**SUPPLIED INFORMATION**
____

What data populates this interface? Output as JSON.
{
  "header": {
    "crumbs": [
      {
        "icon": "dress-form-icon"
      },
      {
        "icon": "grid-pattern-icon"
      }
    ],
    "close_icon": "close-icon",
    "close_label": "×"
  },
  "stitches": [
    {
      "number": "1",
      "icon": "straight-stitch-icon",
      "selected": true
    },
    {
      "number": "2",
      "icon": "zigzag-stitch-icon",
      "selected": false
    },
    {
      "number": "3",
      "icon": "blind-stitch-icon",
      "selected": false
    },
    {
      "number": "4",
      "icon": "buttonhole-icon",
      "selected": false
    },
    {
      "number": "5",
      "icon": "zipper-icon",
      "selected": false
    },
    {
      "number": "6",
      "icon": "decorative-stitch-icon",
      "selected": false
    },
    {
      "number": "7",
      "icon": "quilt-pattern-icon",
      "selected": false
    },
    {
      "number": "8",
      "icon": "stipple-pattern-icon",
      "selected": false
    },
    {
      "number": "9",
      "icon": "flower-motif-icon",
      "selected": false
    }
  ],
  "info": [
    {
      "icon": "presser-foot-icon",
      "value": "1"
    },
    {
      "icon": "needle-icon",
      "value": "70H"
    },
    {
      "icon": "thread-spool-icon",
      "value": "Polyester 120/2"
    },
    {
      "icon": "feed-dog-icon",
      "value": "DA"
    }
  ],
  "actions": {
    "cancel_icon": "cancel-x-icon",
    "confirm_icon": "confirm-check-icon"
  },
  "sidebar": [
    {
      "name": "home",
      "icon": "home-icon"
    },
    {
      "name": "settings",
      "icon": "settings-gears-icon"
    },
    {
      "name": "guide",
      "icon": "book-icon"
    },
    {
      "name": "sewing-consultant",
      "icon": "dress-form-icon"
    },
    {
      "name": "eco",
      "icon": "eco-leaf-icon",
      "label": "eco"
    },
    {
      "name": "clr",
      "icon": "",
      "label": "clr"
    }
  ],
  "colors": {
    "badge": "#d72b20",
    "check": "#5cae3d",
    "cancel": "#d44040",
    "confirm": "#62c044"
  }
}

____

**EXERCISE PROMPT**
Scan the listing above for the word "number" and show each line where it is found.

**SOLUTION**
      "number": "1",
      "number": "2",
      "number": "3",
      "number": "4",
      "number": "5",
      "number": "6",
      "number": "7",
      "number": "8",
      "number": "9",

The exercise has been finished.